Notice how when we view this in three dimensions that there seems to be a vortex-esque shape forming between a sentiment score of 0.2–0.6 and a readability score of 35–75. We call this the Optimal Social Zone. Posts with too many negative keywords (low sentiment) or overly complex language (low readability) aren’t getting the top posts. Nearly all of the top performing posts seem to fall in this range, suggesting that while you might not get a lot of shares simply because it has those qualities, you’re unlikely to score well if it falls outside of that range. A larger sample size and more rigorous analysis will be needed to confirm this but it’s a really interesting early finding.
What’s also interesting is that you can see a clear pattern of higher shares as readability increases (i.e. becomes easier.) Sharing begins rising around 35 — approximately college level — and peaks around 75, which corresponds to about a 7th grade reading level.
Because there are many more less-frequently shared posts, it’s a bit difficult to see how this patterns holds for the entire distribution. The top posts are easy to see but what about the lower ones. Are these high ranking posts outliers? Let’s log transform total social shares to spread the distribution out more.
So What Did We Learn (Part II)
- When you don’t have the time to build your own algorithm, stand on the shoulders of giants. Let a platform like Bluemix do the heavy lifting.
- Aries workflows have way more use cases than just transferring data between DBs and SaaS products. It’s really fun to see how fast they can speed up our internal projects.
- Keywords are going to be critical to monitor moving forward. They’re already proving interesting but how they change over time by competitor will be where the real value lies.
- Keep it in the Optimal Social Zone (sentiment 0.2–0.6 and readability 35–75, preferably on the higher/easier end) and you’re golden. Get away from long, technical jargon and run-on sentences as much as you can. 7/8th grade reading level scores highest. The highest posts had a sentiment range of 0.2–0.6; positive but not overly positive for its own sake.
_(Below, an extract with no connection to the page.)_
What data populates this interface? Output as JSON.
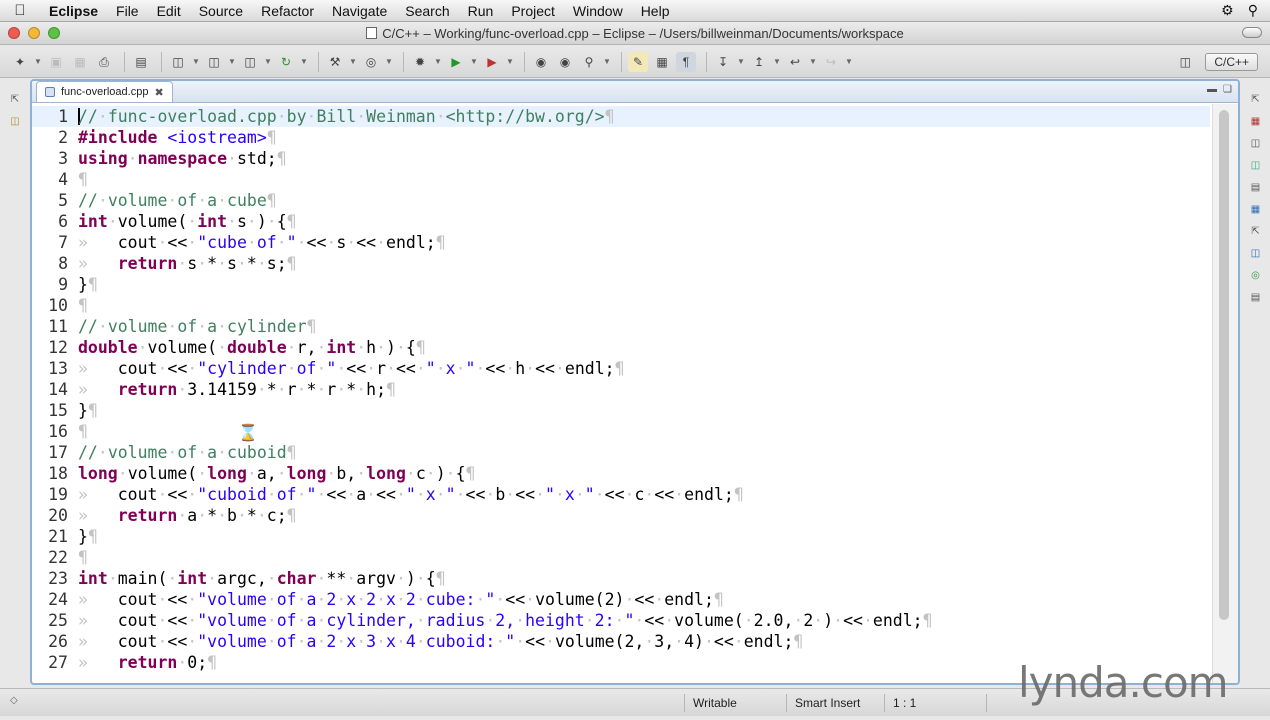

- Data viz isn’t voodoo. There are seven guiding cognitive principles that govern our ability to visually process complexity. Follow these principles.
- Plot.ly is an outrageously generous company. Their API is incredibly impressive and mind-numbingly easy to use with R. Highly recommend adding them to your stack for any scientific computing projects you might be doing.
That’s a really good question. There are some cool ideas we’re cooking up on where to take this next, but I’ll leave a little mystery and save that part for Part III.
Ultimately, the goal of this project is to turn it into an autonomous monitoring system that continuously pulls in all new content from sources we set, runs it through various analytical processes, and powers dashboards/alerts to help us make smarter decisions in real-time. We’ll get there eventually and are planning to open-source it entirely when it’s to a state worth sharing (already have a project name picked out and everything.)